Extracted records:

--

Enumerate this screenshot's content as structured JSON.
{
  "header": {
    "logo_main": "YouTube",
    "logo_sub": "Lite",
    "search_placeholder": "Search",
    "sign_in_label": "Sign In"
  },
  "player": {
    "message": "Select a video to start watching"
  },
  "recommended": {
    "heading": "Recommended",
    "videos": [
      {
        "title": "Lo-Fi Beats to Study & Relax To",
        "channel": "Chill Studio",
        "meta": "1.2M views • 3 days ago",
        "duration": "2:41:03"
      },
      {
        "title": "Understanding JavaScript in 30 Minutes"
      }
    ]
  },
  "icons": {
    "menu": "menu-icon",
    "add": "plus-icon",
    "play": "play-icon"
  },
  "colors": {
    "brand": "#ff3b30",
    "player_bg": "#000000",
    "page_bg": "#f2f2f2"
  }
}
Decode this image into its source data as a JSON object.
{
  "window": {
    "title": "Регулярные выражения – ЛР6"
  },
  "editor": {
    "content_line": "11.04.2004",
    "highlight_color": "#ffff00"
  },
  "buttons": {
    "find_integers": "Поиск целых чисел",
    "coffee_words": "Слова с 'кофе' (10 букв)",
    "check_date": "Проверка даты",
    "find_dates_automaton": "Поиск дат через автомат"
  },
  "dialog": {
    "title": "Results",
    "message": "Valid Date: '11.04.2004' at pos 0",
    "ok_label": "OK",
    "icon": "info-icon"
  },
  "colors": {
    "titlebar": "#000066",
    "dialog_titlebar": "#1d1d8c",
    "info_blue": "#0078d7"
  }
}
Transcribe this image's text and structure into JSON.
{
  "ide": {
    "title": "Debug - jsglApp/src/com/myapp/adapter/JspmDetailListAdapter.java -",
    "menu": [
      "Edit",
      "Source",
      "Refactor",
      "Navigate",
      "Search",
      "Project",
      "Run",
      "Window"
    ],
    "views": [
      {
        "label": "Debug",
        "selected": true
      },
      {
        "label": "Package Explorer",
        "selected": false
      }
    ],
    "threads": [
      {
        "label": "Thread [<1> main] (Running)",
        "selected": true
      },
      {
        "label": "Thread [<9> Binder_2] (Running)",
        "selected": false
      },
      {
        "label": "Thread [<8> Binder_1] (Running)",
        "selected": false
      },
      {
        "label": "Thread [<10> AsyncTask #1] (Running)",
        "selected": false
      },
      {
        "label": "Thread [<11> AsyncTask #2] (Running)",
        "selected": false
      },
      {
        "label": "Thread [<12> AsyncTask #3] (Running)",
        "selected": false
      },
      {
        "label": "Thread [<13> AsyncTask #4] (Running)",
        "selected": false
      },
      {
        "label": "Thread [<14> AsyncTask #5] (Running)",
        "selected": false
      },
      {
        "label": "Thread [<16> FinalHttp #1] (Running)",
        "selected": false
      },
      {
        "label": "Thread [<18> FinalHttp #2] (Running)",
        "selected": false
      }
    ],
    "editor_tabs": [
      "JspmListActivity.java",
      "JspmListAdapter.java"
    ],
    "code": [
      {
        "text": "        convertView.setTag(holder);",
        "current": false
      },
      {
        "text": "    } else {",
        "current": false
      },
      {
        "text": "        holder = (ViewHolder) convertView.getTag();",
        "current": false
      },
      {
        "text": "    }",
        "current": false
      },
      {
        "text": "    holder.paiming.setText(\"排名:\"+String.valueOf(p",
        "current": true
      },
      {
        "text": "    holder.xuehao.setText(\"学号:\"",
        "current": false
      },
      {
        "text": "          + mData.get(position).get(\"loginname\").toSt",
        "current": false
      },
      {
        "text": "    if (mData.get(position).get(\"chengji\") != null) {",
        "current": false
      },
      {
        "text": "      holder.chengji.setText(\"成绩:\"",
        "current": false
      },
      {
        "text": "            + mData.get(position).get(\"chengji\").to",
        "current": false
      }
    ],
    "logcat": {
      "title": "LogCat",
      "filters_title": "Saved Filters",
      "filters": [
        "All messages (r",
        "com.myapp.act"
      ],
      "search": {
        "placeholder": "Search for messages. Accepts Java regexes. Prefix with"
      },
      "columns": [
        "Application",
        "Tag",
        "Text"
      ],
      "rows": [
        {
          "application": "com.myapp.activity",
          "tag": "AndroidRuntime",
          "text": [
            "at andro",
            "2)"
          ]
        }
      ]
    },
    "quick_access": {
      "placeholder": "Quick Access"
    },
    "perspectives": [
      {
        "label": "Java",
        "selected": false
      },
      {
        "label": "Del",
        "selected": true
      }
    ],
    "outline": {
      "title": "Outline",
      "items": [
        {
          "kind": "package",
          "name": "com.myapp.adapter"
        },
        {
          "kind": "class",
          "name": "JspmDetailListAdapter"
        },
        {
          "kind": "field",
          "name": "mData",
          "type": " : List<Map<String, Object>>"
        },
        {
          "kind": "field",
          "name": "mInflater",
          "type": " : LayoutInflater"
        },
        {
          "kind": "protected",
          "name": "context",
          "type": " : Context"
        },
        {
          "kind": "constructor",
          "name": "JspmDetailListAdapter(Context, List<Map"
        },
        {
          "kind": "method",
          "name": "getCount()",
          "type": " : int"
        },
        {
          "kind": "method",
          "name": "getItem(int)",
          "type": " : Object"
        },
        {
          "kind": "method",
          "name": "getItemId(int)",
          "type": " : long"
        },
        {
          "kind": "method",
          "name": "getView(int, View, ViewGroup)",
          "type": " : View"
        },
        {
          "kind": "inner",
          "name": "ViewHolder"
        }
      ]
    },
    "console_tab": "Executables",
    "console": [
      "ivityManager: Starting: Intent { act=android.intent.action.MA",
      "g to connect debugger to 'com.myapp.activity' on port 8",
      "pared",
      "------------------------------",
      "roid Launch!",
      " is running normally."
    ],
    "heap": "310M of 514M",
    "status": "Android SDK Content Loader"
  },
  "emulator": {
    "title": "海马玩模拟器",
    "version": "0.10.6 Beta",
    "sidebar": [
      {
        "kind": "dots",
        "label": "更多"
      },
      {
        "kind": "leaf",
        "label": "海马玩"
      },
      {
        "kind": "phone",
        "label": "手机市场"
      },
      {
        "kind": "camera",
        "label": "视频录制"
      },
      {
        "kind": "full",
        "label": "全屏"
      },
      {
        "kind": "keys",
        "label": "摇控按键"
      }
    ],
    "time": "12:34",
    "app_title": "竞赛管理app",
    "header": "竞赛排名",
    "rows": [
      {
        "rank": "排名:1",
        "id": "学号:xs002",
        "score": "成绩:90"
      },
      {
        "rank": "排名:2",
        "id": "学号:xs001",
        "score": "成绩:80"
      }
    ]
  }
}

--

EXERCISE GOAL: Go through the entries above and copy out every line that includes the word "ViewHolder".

FINISHED EXERCISE:
        "text": "        holder = (ViewHolder) convertView.getTag();",
          "name": "ViewHolder"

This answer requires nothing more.